» What you will do:
Give the data back exactly as it stands.

Excerpts from a dataset
----------------------------------------

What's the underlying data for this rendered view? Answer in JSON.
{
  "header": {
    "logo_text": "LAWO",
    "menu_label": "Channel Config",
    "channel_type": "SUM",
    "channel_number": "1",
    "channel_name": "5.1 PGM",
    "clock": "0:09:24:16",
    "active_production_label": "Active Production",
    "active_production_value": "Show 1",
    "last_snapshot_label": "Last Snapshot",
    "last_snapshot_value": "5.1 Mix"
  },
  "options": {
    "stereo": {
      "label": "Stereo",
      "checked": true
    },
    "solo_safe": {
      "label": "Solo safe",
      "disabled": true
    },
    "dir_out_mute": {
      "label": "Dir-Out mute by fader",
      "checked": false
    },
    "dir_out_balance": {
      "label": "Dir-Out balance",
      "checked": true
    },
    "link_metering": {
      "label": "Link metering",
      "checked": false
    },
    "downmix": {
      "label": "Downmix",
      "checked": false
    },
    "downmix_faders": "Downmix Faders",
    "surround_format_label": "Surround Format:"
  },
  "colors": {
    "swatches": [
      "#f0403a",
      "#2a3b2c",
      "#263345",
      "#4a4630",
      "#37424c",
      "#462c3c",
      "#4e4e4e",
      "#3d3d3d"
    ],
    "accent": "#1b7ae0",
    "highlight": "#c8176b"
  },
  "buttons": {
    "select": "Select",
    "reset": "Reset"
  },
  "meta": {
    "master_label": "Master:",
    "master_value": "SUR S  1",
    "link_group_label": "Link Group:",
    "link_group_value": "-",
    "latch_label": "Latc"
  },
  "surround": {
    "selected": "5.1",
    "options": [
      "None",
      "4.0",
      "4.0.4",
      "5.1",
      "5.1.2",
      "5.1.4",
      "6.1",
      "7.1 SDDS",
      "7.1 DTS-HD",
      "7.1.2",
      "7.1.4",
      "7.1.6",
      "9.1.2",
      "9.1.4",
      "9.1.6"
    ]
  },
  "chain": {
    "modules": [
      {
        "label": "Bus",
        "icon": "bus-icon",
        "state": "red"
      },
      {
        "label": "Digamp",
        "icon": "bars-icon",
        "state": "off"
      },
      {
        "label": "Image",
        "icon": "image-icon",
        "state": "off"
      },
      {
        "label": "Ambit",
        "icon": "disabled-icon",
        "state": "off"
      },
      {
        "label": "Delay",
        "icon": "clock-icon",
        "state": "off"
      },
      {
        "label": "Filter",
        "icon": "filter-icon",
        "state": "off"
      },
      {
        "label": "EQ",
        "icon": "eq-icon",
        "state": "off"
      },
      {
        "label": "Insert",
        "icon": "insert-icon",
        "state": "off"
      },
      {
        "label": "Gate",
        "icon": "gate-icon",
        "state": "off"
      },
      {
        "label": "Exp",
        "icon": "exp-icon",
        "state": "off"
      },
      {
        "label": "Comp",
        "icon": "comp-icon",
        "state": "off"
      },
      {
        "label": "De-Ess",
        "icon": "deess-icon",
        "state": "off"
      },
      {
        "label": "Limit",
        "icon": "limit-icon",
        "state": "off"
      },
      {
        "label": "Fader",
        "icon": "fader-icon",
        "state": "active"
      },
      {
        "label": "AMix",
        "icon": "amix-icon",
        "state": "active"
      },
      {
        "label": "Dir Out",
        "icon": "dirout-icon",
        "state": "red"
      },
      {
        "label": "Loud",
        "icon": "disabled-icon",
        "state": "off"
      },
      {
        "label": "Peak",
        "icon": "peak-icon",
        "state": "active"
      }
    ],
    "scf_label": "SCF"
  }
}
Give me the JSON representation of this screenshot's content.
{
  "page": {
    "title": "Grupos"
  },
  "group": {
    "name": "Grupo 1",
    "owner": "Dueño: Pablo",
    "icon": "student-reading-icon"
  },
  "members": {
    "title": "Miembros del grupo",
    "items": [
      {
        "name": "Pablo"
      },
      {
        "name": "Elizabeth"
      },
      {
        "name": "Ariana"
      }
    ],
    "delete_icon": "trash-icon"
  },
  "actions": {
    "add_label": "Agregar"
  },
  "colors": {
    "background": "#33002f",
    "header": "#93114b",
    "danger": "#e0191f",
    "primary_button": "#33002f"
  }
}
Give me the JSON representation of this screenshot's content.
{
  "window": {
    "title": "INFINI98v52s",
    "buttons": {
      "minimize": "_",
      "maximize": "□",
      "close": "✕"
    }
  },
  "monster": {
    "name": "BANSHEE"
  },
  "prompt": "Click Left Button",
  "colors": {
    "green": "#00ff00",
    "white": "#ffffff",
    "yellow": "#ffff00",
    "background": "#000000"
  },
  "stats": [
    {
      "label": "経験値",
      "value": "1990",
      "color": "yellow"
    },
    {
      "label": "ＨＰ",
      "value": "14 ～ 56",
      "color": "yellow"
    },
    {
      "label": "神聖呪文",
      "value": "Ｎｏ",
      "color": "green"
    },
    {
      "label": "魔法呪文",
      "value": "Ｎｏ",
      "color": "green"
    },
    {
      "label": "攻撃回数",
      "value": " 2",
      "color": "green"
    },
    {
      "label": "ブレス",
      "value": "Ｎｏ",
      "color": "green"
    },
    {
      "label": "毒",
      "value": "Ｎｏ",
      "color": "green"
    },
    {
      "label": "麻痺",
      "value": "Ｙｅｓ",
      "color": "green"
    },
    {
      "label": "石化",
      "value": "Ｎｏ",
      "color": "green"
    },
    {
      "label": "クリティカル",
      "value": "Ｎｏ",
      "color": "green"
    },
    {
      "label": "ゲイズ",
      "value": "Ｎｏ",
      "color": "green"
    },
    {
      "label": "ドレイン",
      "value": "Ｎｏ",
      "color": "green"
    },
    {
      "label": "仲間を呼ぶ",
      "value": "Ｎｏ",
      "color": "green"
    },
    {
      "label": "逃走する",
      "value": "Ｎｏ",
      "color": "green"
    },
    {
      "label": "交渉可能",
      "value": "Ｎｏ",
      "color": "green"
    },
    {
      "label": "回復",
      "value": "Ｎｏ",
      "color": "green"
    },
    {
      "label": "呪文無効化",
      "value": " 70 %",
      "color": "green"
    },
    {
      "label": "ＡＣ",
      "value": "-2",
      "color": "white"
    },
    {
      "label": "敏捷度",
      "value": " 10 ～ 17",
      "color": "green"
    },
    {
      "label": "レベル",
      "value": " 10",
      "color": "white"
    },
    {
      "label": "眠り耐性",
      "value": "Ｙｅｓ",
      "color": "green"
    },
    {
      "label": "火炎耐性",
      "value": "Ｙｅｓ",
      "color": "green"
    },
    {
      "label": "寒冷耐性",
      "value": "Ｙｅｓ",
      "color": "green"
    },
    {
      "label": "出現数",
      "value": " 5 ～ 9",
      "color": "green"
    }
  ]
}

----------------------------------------

» Answer to this exercise:
What's the underlying data for this rendered view? Answer in JSON.
{
  "header": {
    "logo_text": "LAWO",
    "menu_label": "Channel Config",
    "channel_type": "SUM",
    "channel_number": "1",
    "channel_name": "5.1 PGM",
    "clock": "0:09:24:16",
    "active_production_label": "Active Production",
    "active_production_value": "Show 1",
    "last_snapshot_label": "Last Snapshot",
    "last_snapshot_value": "5.1 Mix"
  },
  "options": {
    "stereo": {
      "label": "Stereo",
      "checked": true
    },
    "solo_safe": {
      "label": "Solo safe",
      "disabled": true
    },
    "dir_out_mute": {
      "label": "Dir-Out mute by fader",
      "checked": false
    },
    "dir_out_balance": {
      "label": "Dir-Out balance",
      "checked": true
    },
    "link_metering": {
      "label": "Link metering",
      "checked": false
    },
    "downmix": {
      "label": "Downmix",
      "checked": false
    },
    "downmix_faders": "Downmix Faders",
    "surround_format_label": "Surround Format:"
  },
  "colors": {
    "swatches": [
      "#f0403a",
      "#2a3b2c",
      "#263345",
      "#4a4630",
      "#37424c",
      "#462c3c",
      "#4e4e4e",
      "#3d3d3d"
    ],
    "accent": "#1b7ae0",
    "highlight": "#c8176b"
  },
  "buttons": {
    "select": "Select",
    "reset": "Reset"
  },
  "meta": {
    "master_label": "Master:",
    "master_value": "SUR S  1",
    "link_group_label": "Link Group:",
    "link_group_value": "-",
    "latch_label": "Latc"
  },
  "surround": {
    "selected": "5.1",
    "options": [
      "None",
      "4.0",
      "4.0.4",
      "5.1",
      "5.1.2",
      "5.1.4",
      "6.1",
      "7.1 SDDS",
      "7.1 DTS-HD",
      "7.1.2",
      "7.1.4",
      "7.1.6",
      "9.1.2",
      "9.1.4",
      "9.1.6"
    ]
  },
  "chain": {
    "modules": [
      {
        "label": "Bus",
        "icon": "bus-icon",
        "state": "red"
      },
      {
        "label": "Digamp",
        "icon": "bars-icon",
        "state": "off"
      },
      {
        "label": "Image",
        "icon": "image-icon",
        "state": "off"
      },
      {
        "label": "Ambit",
        "icon": "disabled-icon",
        "state": "off"
      },
      {
        "label": "Delay",
        "icon": "clock-icon",
        "state": "off"
      },
      {
        "label": "Filter",
        "icon": "filter-icon",
        "state": "off"
      },
      {
        "label": "EQ",
        "icon": "eq-icon",
        "state": "off"
      },
      {
        "label": "Insert",
        "icon": "insert-icon",
        "state": "off"
      },
      {
        "label": "Gate",
        "icon": "gate-icon",
        "state": "off"
      },
      {
        "label": "Exp",
        "icon": "exp-icon",
        "state": "off"
      },
      {
        "label": "Comp",
        "icon": "comp-icon",
        "state": "off"
      },
      {
        "label": "De-Ess",
        "icon": "deess-icon",
        "state": "off"
      },
      {
        "label": "Limit",
        "icon": "limit-icon",
        "state": "off"
      },
      {
        "label": "Fader",
        "icon": "fader-icon",
        "state": "active"
      },
      {
        "label": "AMix",
        "icon": "amix-icon",
        "state": "active"
      },
      {
        "label": "Dir Out",
        "icon": "dirout-icon",
        "state": "red"
      },
      {
        "label": "Loud",
        "icon": "disabled-icon",
        "state": "off"
      },
      {
        "label": "Peak",
        "icon": "peak-icon",
        "state": "active"
      }
    ],
    "scf_label": "SCF"
  }
}
Give me the JSON representation of this screenshot's content.
{
  "page": {
    "title": "Grupos"
  },
  "group": {
    "name": "Grupo 1",
    "owner": "Dueño: Pablo",
    "icon": "student-reading-icon"
  },
  "members": {
    "title": "Miembros del grupo",
    "items": [
      {
        "name": "Pablo"
      },
      {
        "name": "Elizabeth"
      },
      {
        "name": "Ariana"
      }
    ],
    "delete_icon": "trash-icon"
  },
  "actions": {
    "add_label": "Agregar"
  },
  "colors": {
    "background": "#33002f",
    "header": "#93114b",
    "danger": "#e0191f",
    "primary_button": "#33002f"
  }
}
Give me the JSON representation of this screenshot's content.
{
  "window": {
    "title": "INFINI98v52s",
    "buttons": {
      "minimize": "_",
      "maximize": "□",
      "close": "✕"
    }
  },
  "monster": {
    "name": "BANSHEE"
  },
  "prompt": "Click Left Button",
  "colors": {
    "green": "#00ff00",
    "white": "#ffffff",
    "yellow": "#ffff00",
    "background": "#000000"
  },
  "stats": [
    {
      "label": "経験値",
      "value": "1990",
      "color": "yellow"
    },
    {
      "label": "ＨＰ",
      "value": "14 ～ 56",
      "color": "yellow"
    },
    {
      "label": "神聖呪文",
      "value": "Ｎｏ",
      "color": "green"
    },
    {
      "label": "魔法呪文",
      "value": "Ｎｏ",
      "color": "green"
    },
    {
      "label": "攻撃回数",
      "value": " 2",
      "color": "green"
    },
    {
      "label": "ブレス",
      "value": "Ｎｏ",
      "color": "green"
    },
    {
      "label": "毒",
      "value": "Ｎｏ",
      "color": "green"
    },
    {
      "label": "麻痺",
      "value": "Ｙｅｓ",
      "color": "green"
    },
    {
      "label": "石化",
      "value": "Ｎｏ",
      "color": "green"
    },
    {
      "label": "クリティカル",
      "value": "Ｎｏ",
      "color": "green"
    },
    {
      "label": "ゲイズ",
      "value": "Ｎｏ",
      "color": "green"
    },
    {
      "label": "ドレイン",
      "value": "Ｎｏ",
      "color": "green"
    },
    {
      "label": "仲間を呼ぶ",
      "value": "Ｎｏ",
      "color": "green"
    },
    {
      "label": "逃走する",
      "value": "Ｎｏ",
      "color": "green"
    },
    {
      "label": "交渉可能",
      "value": "Ｎｏ",
      "color": "green"
    },
    {
      "label": "回復",
      "value": "Ｎｏ",
      "color": "green"
    },
    {
      "label": "呪文無効化",
      "value": " 70 %",
      "color": "green"
    },
    {
      "label": "ＡＣ",
      "value": "-2",
      "color": "white"
    },
    {
      "label": "敏捷度",
      "value": " 10 ～ 17",
      "color": "green"
    },
    {
      "label": "レベル",
      "value": " 10",
      "color": "white"
    },
    {
      "label": "眠り耐性",
      "value": "Ｙｅｓ",
      "color": "green"
    },
    {
      "label": "火炎耐性",
      "value": "Ｙｅｓ",
      "color": "green"
    },
    {
      "label": "寒冷耐性",
      "value": "Ｙｅｓ",
      "color": "green"
    },
    {
      "label": "出現数",
      "value": " 5 ～ 9",
      "color": "green"
    }
  ]
}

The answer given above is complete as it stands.